He said, “If there is a way out of the moral pigsty we are living in, the first step towards it is probably to grasp that [political] ‘realism’ does not pay.”
If we follow Mr. Orwell's logic, we may conclude that we never see the lies we believe. So if we are leading blinkered lives, and we are unwitting adherent to a cult of bully-worship, what are the signs? If our political leaders ally with tyrants and admire technocratic efficiency, if they've given up on moral suasion and diplomacy in favor of bombs and guns, these are our warning signs.

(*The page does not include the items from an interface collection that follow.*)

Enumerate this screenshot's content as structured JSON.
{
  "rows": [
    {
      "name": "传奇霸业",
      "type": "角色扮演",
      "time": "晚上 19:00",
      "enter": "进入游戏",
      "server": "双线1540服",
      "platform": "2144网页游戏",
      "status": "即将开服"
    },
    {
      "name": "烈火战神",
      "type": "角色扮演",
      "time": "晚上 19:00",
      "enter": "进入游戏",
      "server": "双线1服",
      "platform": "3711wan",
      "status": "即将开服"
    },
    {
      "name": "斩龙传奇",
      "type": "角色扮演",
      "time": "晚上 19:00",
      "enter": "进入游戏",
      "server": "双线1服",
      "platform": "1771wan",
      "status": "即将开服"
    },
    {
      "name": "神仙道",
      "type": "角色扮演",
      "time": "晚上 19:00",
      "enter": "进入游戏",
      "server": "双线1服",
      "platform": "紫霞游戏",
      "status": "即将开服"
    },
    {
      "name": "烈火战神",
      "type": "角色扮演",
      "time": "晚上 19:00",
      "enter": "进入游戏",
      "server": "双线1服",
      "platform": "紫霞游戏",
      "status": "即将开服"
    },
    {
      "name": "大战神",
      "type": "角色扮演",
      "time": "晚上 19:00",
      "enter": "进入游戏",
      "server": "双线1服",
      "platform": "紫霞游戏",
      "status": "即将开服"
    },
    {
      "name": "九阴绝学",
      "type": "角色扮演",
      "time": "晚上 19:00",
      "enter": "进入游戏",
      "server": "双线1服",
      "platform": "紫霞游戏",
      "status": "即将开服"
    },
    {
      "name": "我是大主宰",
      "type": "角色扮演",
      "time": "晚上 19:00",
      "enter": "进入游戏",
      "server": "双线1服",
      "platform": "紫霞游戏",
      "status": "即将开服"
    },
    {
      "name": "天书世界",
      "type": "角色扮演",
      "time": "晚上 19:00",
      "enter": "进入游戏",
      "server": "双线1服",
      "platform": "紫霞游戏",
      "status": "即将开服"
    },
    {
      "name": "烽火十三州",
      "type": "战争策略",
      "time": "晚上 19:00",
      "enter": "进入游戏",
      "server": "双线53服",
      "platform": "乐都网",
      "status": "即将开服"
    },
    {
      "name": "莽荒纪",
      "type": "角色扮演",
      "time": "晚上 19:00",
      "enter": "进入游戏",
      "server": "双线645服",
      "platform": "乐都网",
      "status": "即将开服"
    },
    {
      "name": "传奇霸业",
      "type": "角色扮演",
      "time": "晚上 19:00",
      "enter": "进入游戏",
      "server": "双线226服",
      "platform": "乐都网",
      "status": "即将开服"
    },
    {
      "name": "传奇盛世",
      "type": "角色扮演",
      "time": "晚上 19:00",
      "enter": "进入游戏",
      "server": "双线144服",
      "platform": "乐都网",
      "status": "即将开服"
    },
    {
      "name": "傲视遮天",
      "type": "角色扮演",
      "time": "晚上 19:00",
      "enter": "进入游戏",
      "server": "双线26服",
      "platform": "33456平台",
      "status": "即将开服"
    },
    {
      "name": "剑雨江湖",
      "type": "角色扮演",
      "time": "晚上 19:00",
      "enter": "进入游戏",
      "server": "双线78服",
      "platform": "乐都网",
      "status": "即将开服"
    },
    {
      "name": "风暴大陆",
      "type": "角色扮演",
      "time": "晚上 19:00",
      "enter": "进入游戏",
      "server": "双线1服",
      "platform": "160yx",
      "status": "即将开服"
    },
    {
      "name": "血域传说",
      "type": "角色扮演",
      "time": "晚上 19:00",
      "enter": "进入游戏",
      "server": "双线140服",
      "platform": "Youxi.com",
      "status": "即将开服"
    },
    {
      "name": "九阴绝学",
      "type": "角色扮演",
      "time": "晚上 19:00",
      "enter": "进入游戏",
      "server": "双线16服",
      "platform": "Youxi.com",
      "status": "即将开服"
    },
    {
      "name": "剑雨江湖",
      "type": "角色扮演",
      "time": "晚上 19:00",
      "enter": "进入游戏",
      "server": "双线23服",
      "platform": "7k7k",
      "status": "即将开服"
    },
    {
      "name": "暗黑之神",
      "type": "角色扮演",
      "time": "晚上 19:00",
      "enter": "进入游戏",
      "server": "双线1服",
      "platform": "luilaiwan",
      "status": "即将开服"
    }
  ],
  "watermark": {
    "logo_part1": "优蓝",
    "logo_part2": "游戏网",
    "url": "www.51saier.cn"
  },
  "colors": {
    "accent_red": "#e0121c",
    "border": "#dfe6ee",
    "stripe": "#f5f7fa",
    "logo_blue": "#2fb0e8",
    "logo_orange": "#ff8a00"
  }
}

When these conditions exist, it is likely that our political leaders have become the agents of a small cadre of individuals who possess vast wealth and property, and are pursuing the aims of securing more wealth for these few individuals and defending their position of wealth and privilege against all threats. Bully worship will only thrive when the will of the few is being imposed forcibly on the many. It will wither away when the will of the people is respected.